Work item:
Within the material below, how many lines include the word "rewrite"? Only the number should be given.

Supplied records:
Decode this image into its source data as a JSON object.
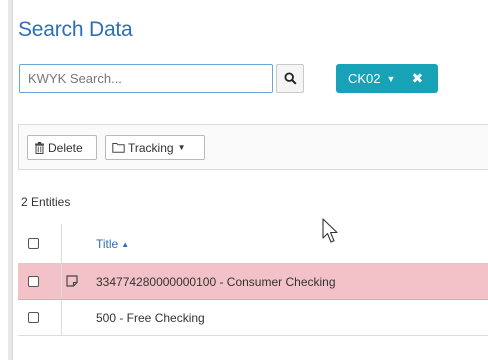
{
  "page": {
    "title": "Search Data"
  },
  "search": {
    "placeholder": "KWYK Search..."
  },
  "filter": {
    "label": "CK02"
  },
  "toolbar": {
    "delete_label": "Delete",
    "tracking_label": "Tracking"
  },
  "entities": {
    "count_label": "2 Entities"
  },
  "table": {
    "columns": [
      "Title"
    ],
    "rows": [
      {
        "title": "334774280000000100 - Consumer Checking",
        "highlighted": true,
        "has_note_icon": true
      },
      {
        "title": "500 - Free Checking",
        "highlighted": false,
        "has_note_icon": false
      }
    ]
  },
  "colors": {
    "title_blue": "#2d6fb7",
    "pill_teal": "#17a2b8",
    "row_highlight": "#f2c2c8",
    "search_border": "#6aa3d8"
  },
  "icons": [
    "search-icon",
    "chevron-down-icon",
    "close-icon",
    "trash-icon",
    "folder-icon",
    "sort-asc-icon",
    "note-icon",
    "mouse-cursor-icon"
  ]
}
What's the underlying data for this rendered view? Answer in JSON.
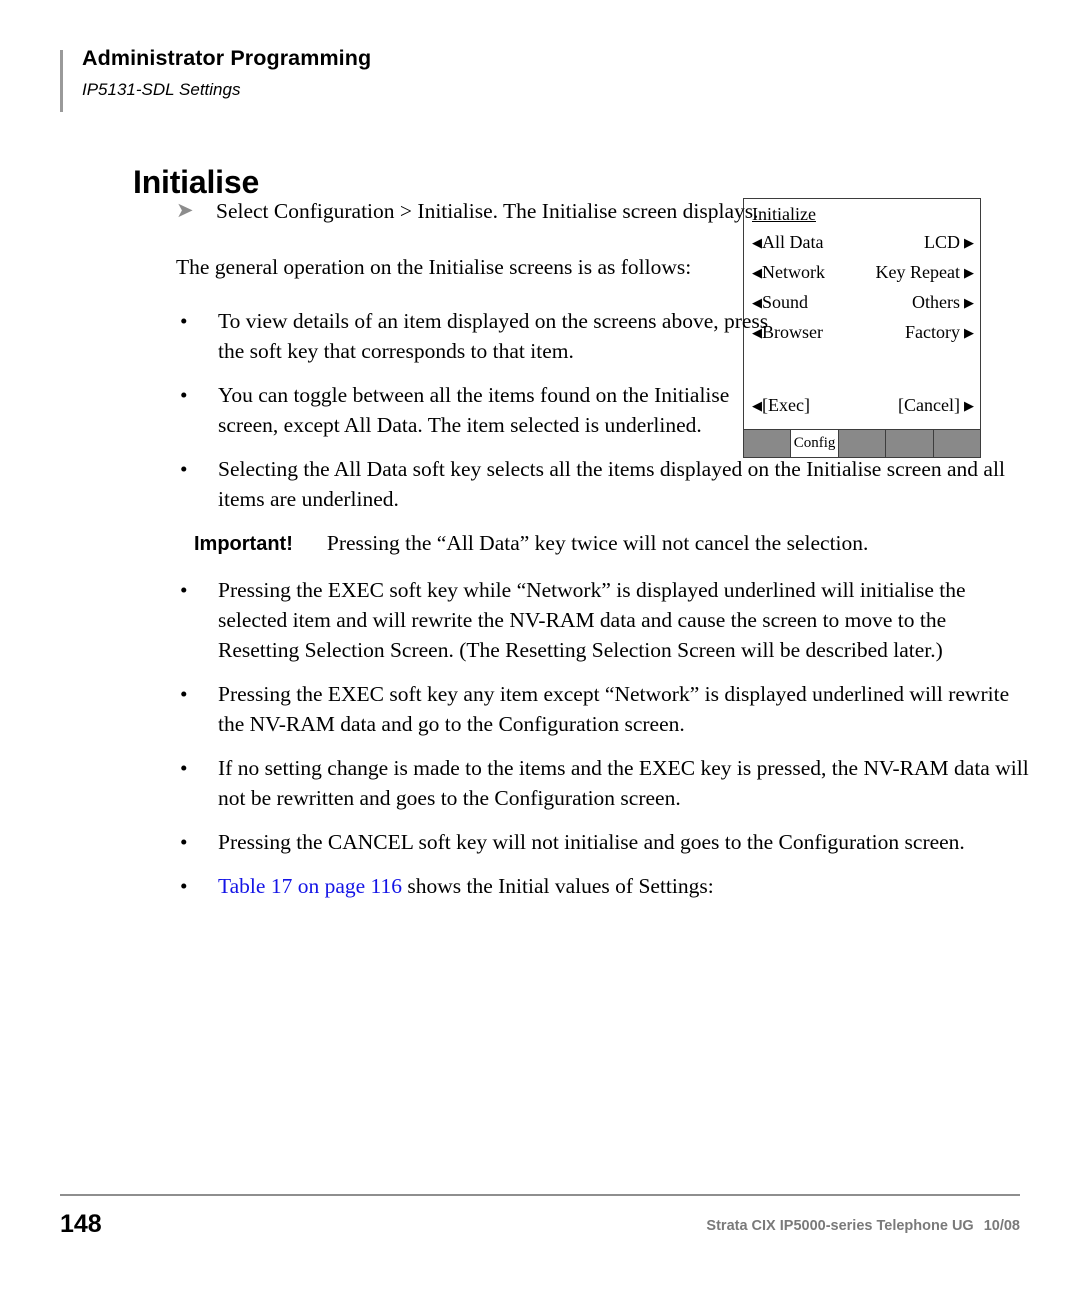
{
  "header": {
    "title": "Administrator Programming",
    "subtitle": "IP5131-SDL Settings"
  },
  "section": {
    "title": "Initialise"
  },
  "body": {
    "arrow_step": "Select Configuration > Initialise. The Initialise screen displays.",
    "intro": "The general operation on the Initialise screens is as follows:",
    "bullets": [
      "To view details of an item displayed on the screens above, press the soft key that corresponds to that item.",
      "You can toggle between all the items found on the Initialise screen, except All Data. The item selected is underlined.",
      "Selecting the All Data soft key selects all the items displayed on the Initialise screen and all items are underlined."
    ],
    "important": {
      "label": "Important!",
      "text": "Pressing the “All Data” key twice will not cancel the selection."
    },
    "bullets2": [
      "Pressing the EXEC soft key while “Network” is displayed underlined will initialise the selected item and will rewrite the NV-RAM data and cause the screen to move to the Resetting Selection Screen. (The Resetting Selection Screen will be described later.)",
      "Pressing the EXEC soft key any item except “Network” is displayed underlined will rewrite the NV-RAM data and go to the Configuration screen.",
      "If no setting change is made to the items and the EXEC key is pressed, the NV-RAM data will not be rewritten and goes to the Configuration screen.",
      "Pressing the CANCEL soft key will not initialise and goes to the Configuration screen."
    ],
    "table_ref": {
      "link": "Table 17 on page 116",
      "rest": " shows the Initial values of Settings:",
      "link_color": "#1414e6"
    }
  },
  "lcd": {
    "title": "Initialize",
    "rows": [
      {
        "left": "All Data",
        "right": "LCD"
      },
      {
        "left": "Network",
        "right": "Key Repeat"
      },
      {
        "left": "Sound",
        "right": "Others"
      },
      {
        "left": "Browser",
        "right": "Factory"
      }
    ],
    "exec_label": "[Exec]",
    "cancel_label": "[Cancel]",
    "left_arrow": "◀",
    "right_arrow": "▶",
    "tabs": [
      {
        "label": "",
        "active": false
      },
      {
        "label": "Config",
        "active": true
      },
      {
        "label": "",
        "active": false
      },
      {
        "label": "",
        "active": false
      },
      {
        "label": "",
        "active": false
      }
    ]
  },
  "footer": {
    "page_number": "148",
    "doc_title": "Strata CIX IP5000-series Telephone UG",
    "doc_date": "10/08"
  }
}
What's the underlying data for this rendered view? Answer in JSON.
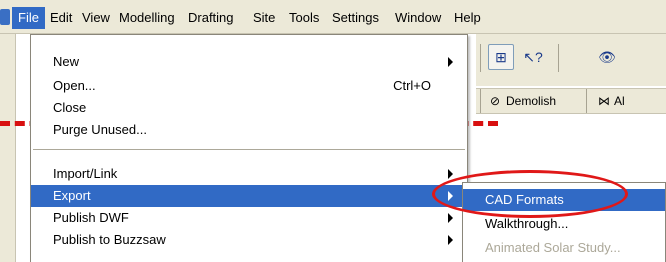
{
  "menubar": {
    "items": [
      {
        "label": "File",
        "active": true
      },
      {
        "label": "Edit"
      },
      {
        "label": "View"
      },
      {
        "label": "Modelling"
      },
      {
        "label": "Drafting"
      },
      {
        "label": "Site"
      },
      {
        "label": "Tools"
      },
      {
        "label": "Settings"
      },
      {
        "label": "Window"
      },
      {
        "label": "Help"
      }
    ]
  },
  "toolbar": {
    "demolish_label": "Demolish",
    "partial_label": "Al"
  },
  "file_menu": {
    "items": [
      {
        "label": "New",
        "submenu": true
      },
      {
        "label": "Open...",
        "shortcut": "Ctrl+O"
      },
      {
        "label": "Close"
      },
      {
        "label": "Purge Unused..."
      },
      {
        "label": "Import/Link",
        "submenu": true
      },
      {
        "label": "Export",
        "submenu": true,
        "highlighted": true
      },
      {
        "label": "Publish DWF",
        "submenu": true
      },
      {
        "label": "Publish to Buzzsaw",
        "submenu": true
      }
    ]
  },
  "export_submenu": {
    "items": [
      {
        "label": "CAD Formats",
        "highlighted": true
      },
      {
        "label": "Walkthrough..."
      },
      {
        "label": "Animated Solar Study...",
        "disabled": true
      }
    ]
  },
  "colors": {
    "highlight": "#316ac5",
    "menubar_bg": "#ece9d8",
    "annotation_red": "#e01818"
  }
}
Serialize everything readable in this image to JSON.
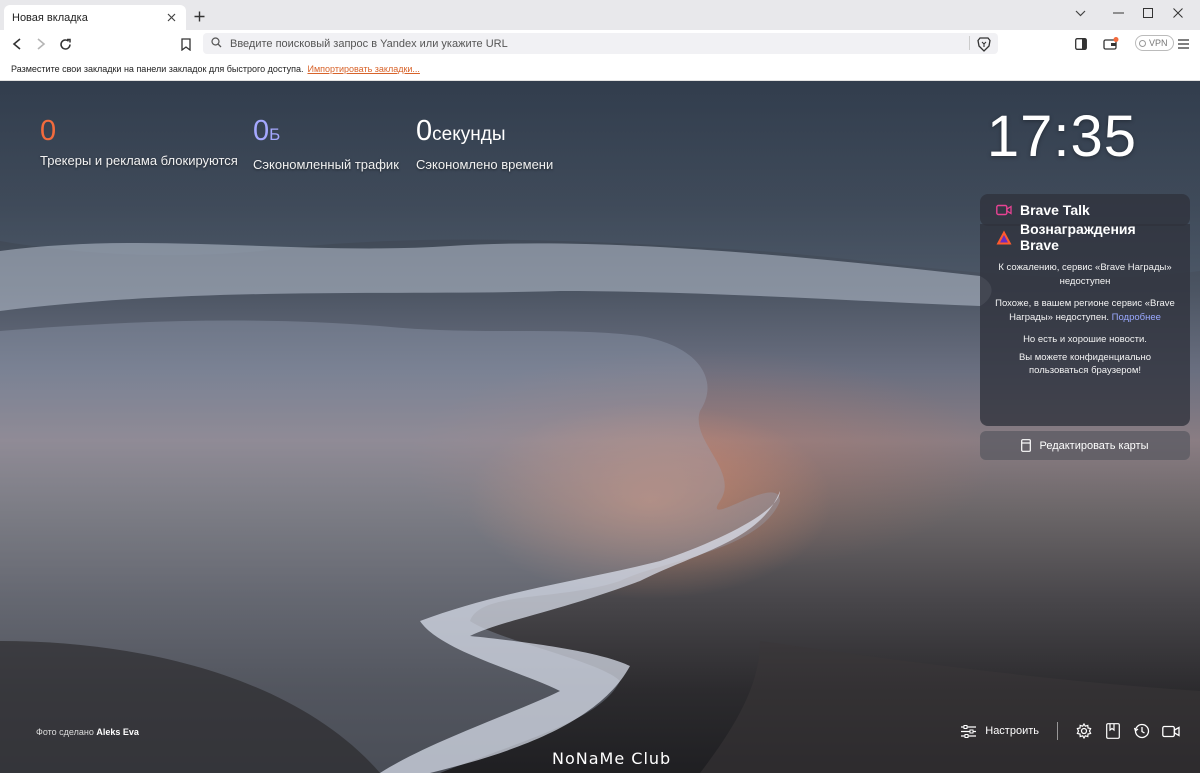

Response:
2